Historically nations active in the international system were actively and continuously preparing for war or were recovering from some war in the form of organized violence (Keohane and Nye, 2012, p. 19). War which had previously been as a power advancement is now seen as a dangerous drag (Keohane and Nye, 2012). According to Waltz, the political institutions of a state, the mode of production and distribution, and the characteristic of the people in it all determine if a state will be peaceful or not (Singer, 1960, p. 457). He further contends that the capitalist democracies around the world actively promote war, but in today’s’ context the margin of safety has broadened among the pluralist and industrialized nations (Keohane and Nye, 2012, p. 23). Waltz puts forward the concept of bad states and good states (Singer, 1960, p.
457). It is the bad states that go to war and the bad states can become good or peace loving by turning into liberal democracies (Singer, 1960, p. 23).

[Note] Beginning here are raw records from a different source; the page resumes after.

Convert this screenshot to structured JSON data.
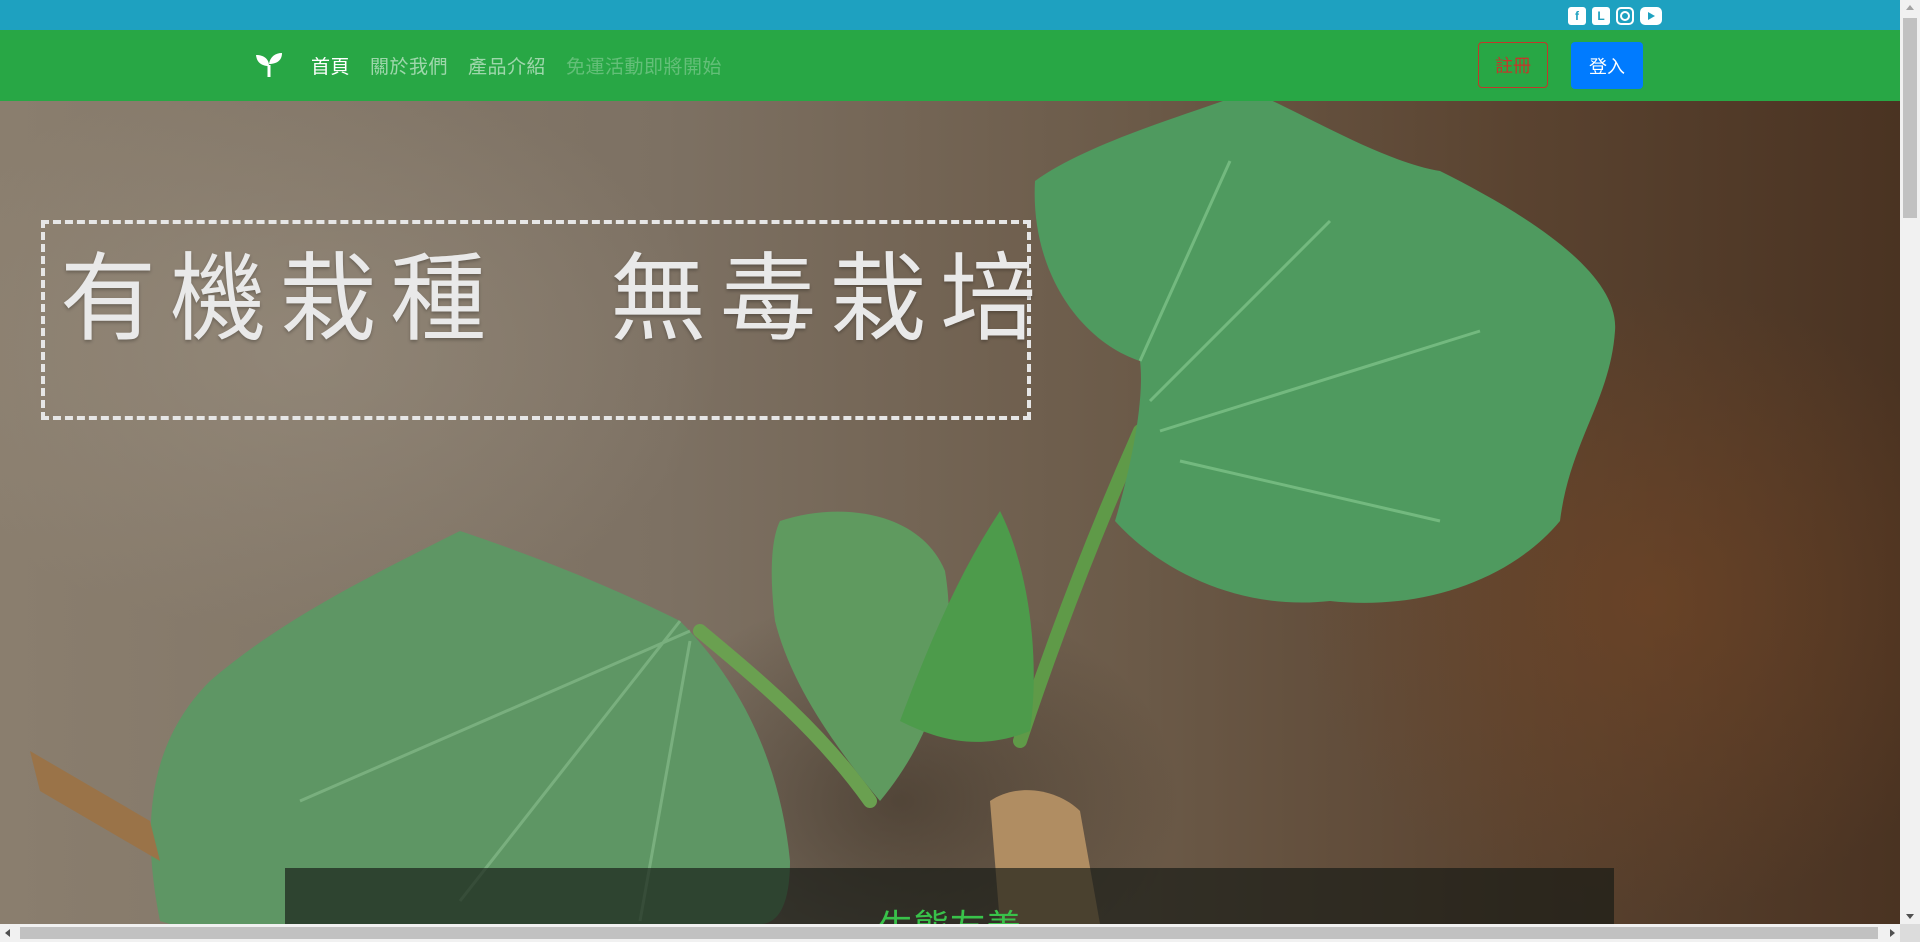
{
  "social": {
    "icons": [
      "facebook-icon",
      "line-icon",
      "instagram-icon",
      "youtube-icon"
    ],
    "facebook_glyph": "f",
    "line_glyph": "L"
  },
  "navbar": {
    "brand_icon": "seedling-icon",
    "links": [
      {
        "label": "首頁",
        "state": "active"
      },
      {
        "label": "關於我們",
        "state": "normal"
      },
      {
        "label": "產品介紹",
        "state": "normal"
      },
      {
        "label": "免運活動即將開始",
        "state": "disabled"
      }
    ],
    "register_label": "註冊",
    "login_label": "登入"
  },
  "hero": {
    "headline": "有機栽種　無毒栽培",
    "panel_title": "生態友善"
  },
  "colors": {
    "topbar": "#1ea1c0",
    "navbar": "#28a745",
    "login_button": "#007bff",
    "register_border": "#c0392b",
    "panel_title": "#39c24a"
  }
}
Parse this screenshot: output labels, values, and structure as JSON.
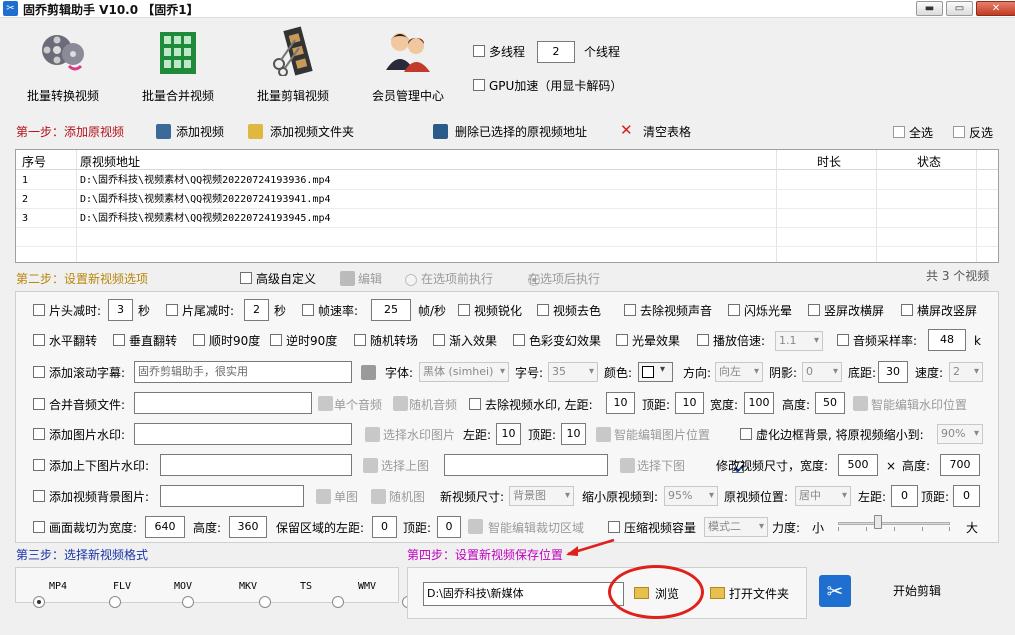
{
  "titlebar": {
    "icon": "scissors-icon",
    "title": "固乔剪辑助手 V10.0  【固乔1】",
    "min": "▬",
    "max": "▭",
    "close": "✕"
  },
  "toolbar": {
    "batch_convert": "批量转换视频",
    "batch_merge": "批量合并视频",
    "batch_cut": "批量剪辑视频",
    "member_center": "会员管理中心"
  },
  "threads": {
    "label": "多线程",
    "value": "2",
    "unit": "个线程",
    "gpu": "GPU加速（用显卡解码）"
  },
  "step1": {
    "title": "第一步：添加原视频",
    "add_video": "添加视频",
    "add_folder": "添加视频文件夹",
    "delete_selected": "删除已选择的原视频地址",
    "clear_table": "清空表格",
    "select_all": "全选",
    "invert": "反选"
  },
  "table": {
    "headers": [
      "序号",
      "原视频地址",
      "时长",
      "状态"
    ],
    "rows": [
      {
        "n": "1",
        "path": "D:\\固乔科技\\视频素材\\QQ视频20220724193936.mp4"
      },
      {
        "n": "2",
        "path": "D:\\固乔科技\\视频素材\\QQ视频20220724193941.mp4"
      },
      {
        "n": "3",
        "path": "D:\\固乔科技\\视频素材\\QQ视频20220724193945.mp4"
      }
    ]
  },
  "step2": {
    "title": "第二步：设置新视频选项",
    "advanced": "高级自定义",
    "edit": "编辑",
    "before": "在选项前执行",
    "after": "在选项后执行",
    "count": "共 3 个视频"
  },
  "opts": {
    "r1": {
      "head_cut": "片头减时:",
      "head_val": "3",
      "sec1": "秒",
      "tail_cut": "片尾减时:",
      "tail_val": "2",
      "sec2": "秒",
      "fps": "帧速率:",
      "fps_val": "25",
      "fps_unit": "帧/秒",
      "sharpen": "视频锐化",
      "decolor": "视频去色",
      "mute": "去除视频声音",
      "flash": "闪烁光晕",
      "v2h": "竖屏改横屏",
      "h2v": "横屏改竖屏"
    },
    "r2": {
      "hflip": "水平翻转",
      "vflip": "垂直翻转",
      "cw90": "顺时90度",
      "ccw90": "逆时90度",
      "random_trans": "随机转场",
      "fadein": "渐入效果",
      "color_fx": "色彩变幻效果",
      "glow": "光晕效果",
      "speed": "播放倍速:",
      "speed_val": "1.1",
      "sample_rate": "音频采样率:",
      "sample_val": "48",
      "sample_unit": "k"
    },
    "r3": {
      "scroll": "添加滚动字幕:",
      "scroll_text": "固乔剪辑助手，很实用",
      "font": "字体:",
      "font_val": "黑体 (simhei)",
      "size": "字号:",
      "size_val": "35",
      "color": "颜色:",
      "dir": "方向:",
      "dir_val": "向左",
      "shadow": "阴影:",
      "shadow_val": "0",
      "bottom": "底距:",
      "bottom_val": "30",
      "velocity": "速度:",
      "velocity_val": "2"
    },
    "r4": {
      "merge_audio": "合并音频文件:",
      "single_audio": "单个音频",
      "random_audio": "随机音频",
      "remove_wm": "去除视频水印, 左距:",
      "wm_left": "10",
      "top": "顶距:",
      "wm_top": "10",
      "width": "宽度:",
      "wm_w": "100",
      "height": "高度:",
      "wm_h": "50",
      "smart_wm": "智能编辑水印位置"
    },
    "r5": {
      "img_wm": "添加图片水印:",
      "choose_img": "选择水印图片",
      "left": "左距:",
      "left_val": "10",
      "top": "顶距:",
      "top_val": "10",
      "smart_img": "智能编辑图片位置",
      "blur_bg": "虚化边框背景, 将原视频缩小到:",
      "blur_val": "90%"
    },
    "r6": {
      "tb_img": "添加上下图片水印:",
      "choose_top": "选择上图",
      "choose_bottom": "选择下图",
      "resize": "修改视频尺寸，宽度:",
      "w_val": "500",
      "x": "×",
      "h": "高度:",
      "h_val": "700"
    },
    "r7": {
      "bg_img": "添加视频背景图片:",
      "single": "单图",
      "random": "随机图",
      "new_size": "新视频尺寸:",
      "new_size_val": "背景图",
      "shrink": "缩小原视频到:",
      "shrink_val": "95%",
      "pos": "原视频位置:",
      "pos_val": "居中",
      "left": "左距:",
      "left_val": "0",
      "top": "顶距:",
      "top_val": "0"
    },
    "r8": {
      "crop": "画面裁切为宽度:",
      "crop_w": "640",
      "h": "高度:",
      "crop_h": "360",
      "keep_left": "保留区域的左距:",
      "keep_left_val": "0",
      "top": "顶距:",
      "top_val": "0",
      "smart_crop": "智能编辑裁切区域",
      "compress": "压缩视频容量",
      "mode": "模式二",
      "strength": "力度:",
      "small": "小",
      "big": "大",
      "strength_level": 0.35
    }
  },
  "step3": {
    "title": "第三步：选择新视频格式",
    "formats": [
      "MP4",
      "FLV",
      "MOV",
      "MKV",
      "TS",
      "WMV"
    ],
    "selected": "MP4"
  },
  "step4": {
    "title": "第四步：设置新视频保存位置",
    "path": "D:\\固乔科技\\新媒体",
    "browse": "浏览",
    "open_folder": "打开文件夹",
    "start": "开始剪辑"
  },
  "colors": {
    "accent_red": "#b5121b",
    "step2_blue": "#1a34a8",
    "step4_magenta": "#c000c0",
    "annotation": "#e0201a"
  }
}
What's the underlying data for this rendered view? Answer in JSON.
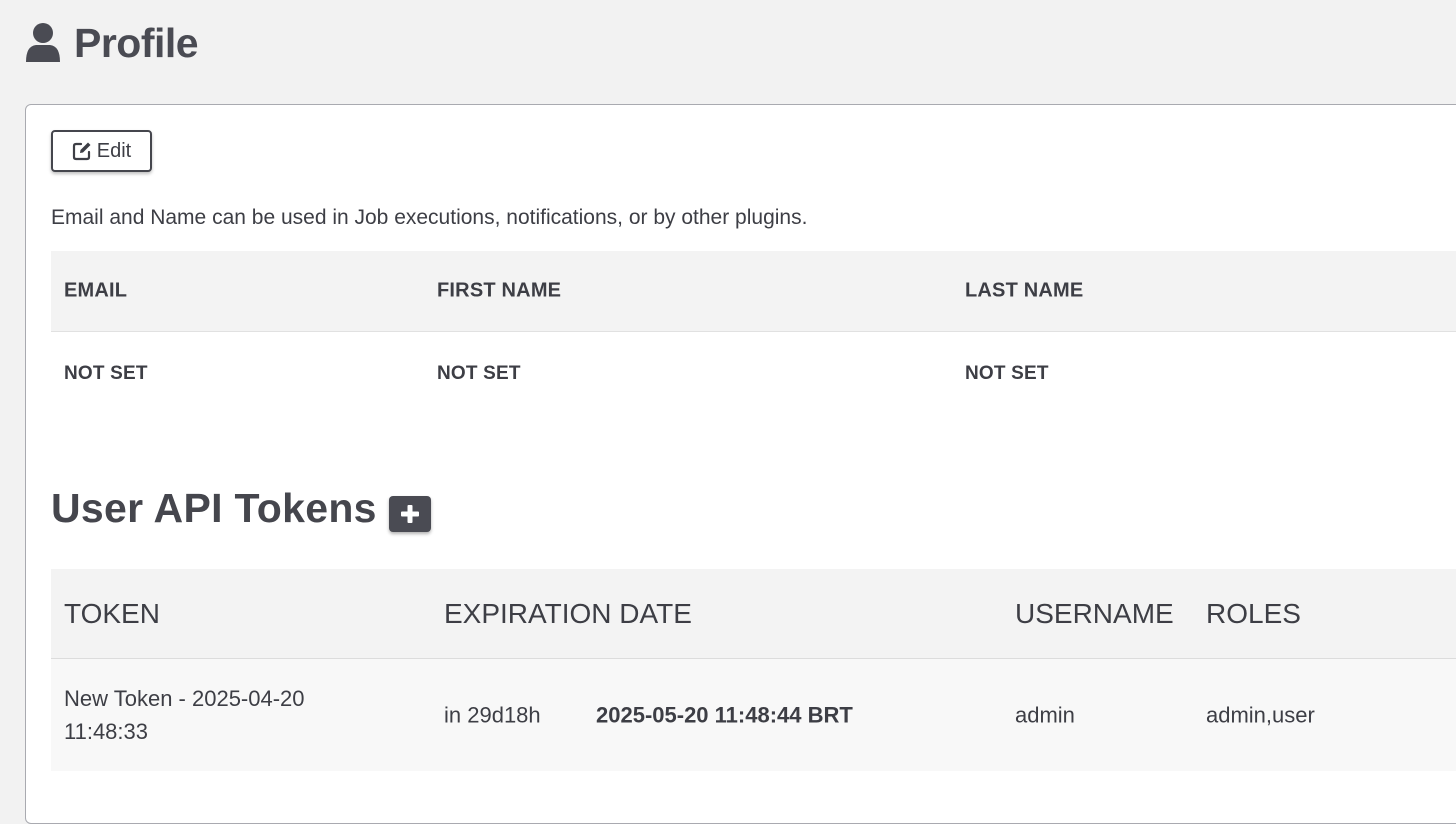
{
  "page": {
    "title": "Profile",
    "icon": "user-icon"
  },
  "profile": {
    "edit_label": "Edit",
    "help_text": "Email and Name can be used in Job executions, notifications, or by other plugins.",
    "columns": [
      "EMAIL",
      "FIRST NAME",
      "LAST NAME"
    ],
    "values": [
      "NOT SET",
      "NOT SET",
      "NOT SET"
    ]
  },
  "tokens": {
    "title": "User API Tokens",
    "add_icon": "plus-icon",
    "columns": [
      "TOKEN",
      "EXPIRATION DATE",
      "USERNAME",
      "ROLES"
    ],
    "rows": [
      {
        "token": "New Token - 2025-04-20 11:48:33",
        "expires_in": "in 29d18h",
        "expiration_date": "2025-05-20 11:48:44 BRT",
        "username": "admin",
        "roles": "admin,user"
      }
    ]
  },
  "colors": {
    "background": "#f2f2f2",
    "text": "#3d3e45",
    "button_dark": "#4a4b53",
    "card": "#ffffff"
  }
}
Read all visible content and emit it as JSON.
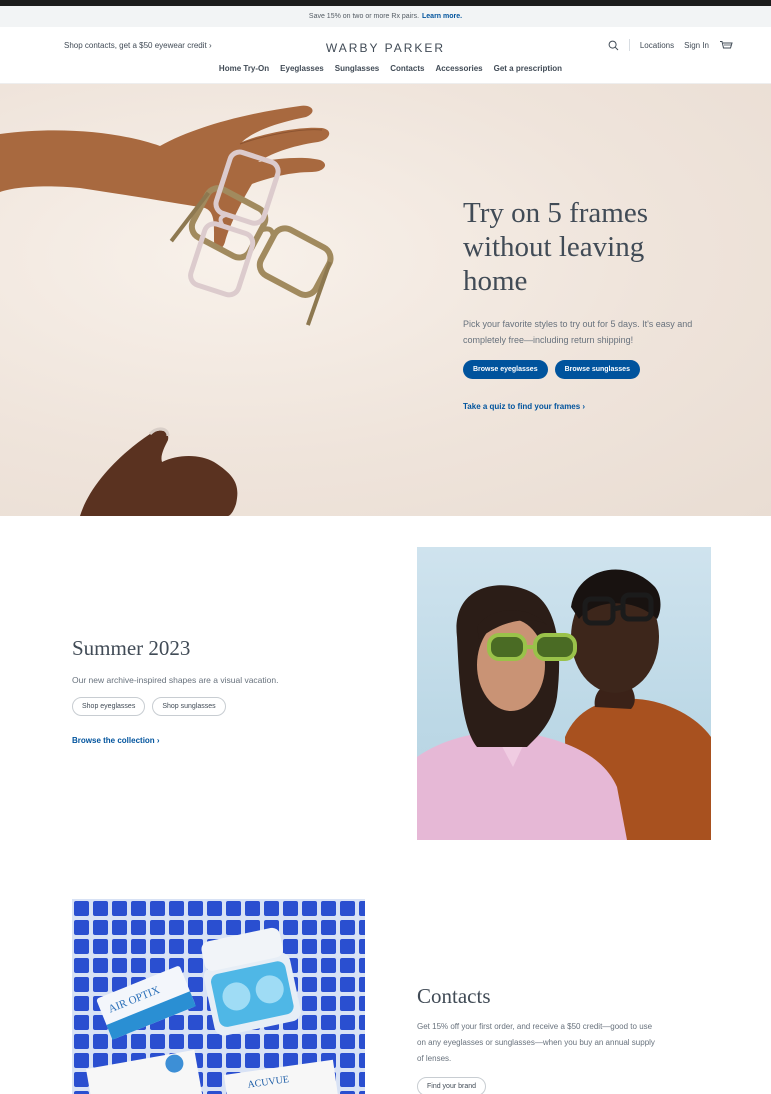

But the main problem is that the opposite of this statement that good states propagate and stand for peace is an extremely doubtful proposition (Waltz, 1973, p.123). The realist assumption that the states use force to achieve their goals also takes a back seat when it comes to complex interdependence. It puts forward the view that in order to achieve goals related to economic or ecological problems force is not the appropriate instrument. However, it proposes that military power can be used politically and does not completely negate the realist assumption of the use of military force (Keohane and Nye, 2012, p.
23). The influence of the internal structure of the state in relation to war and peace cannot be entirely determined until the significance of the international environment has been considered (Waltz, 1973, p. 123). Taking the assumptions of realism and complex interdependence it is complex interdependence that comes closer to explaining the reality of the current world.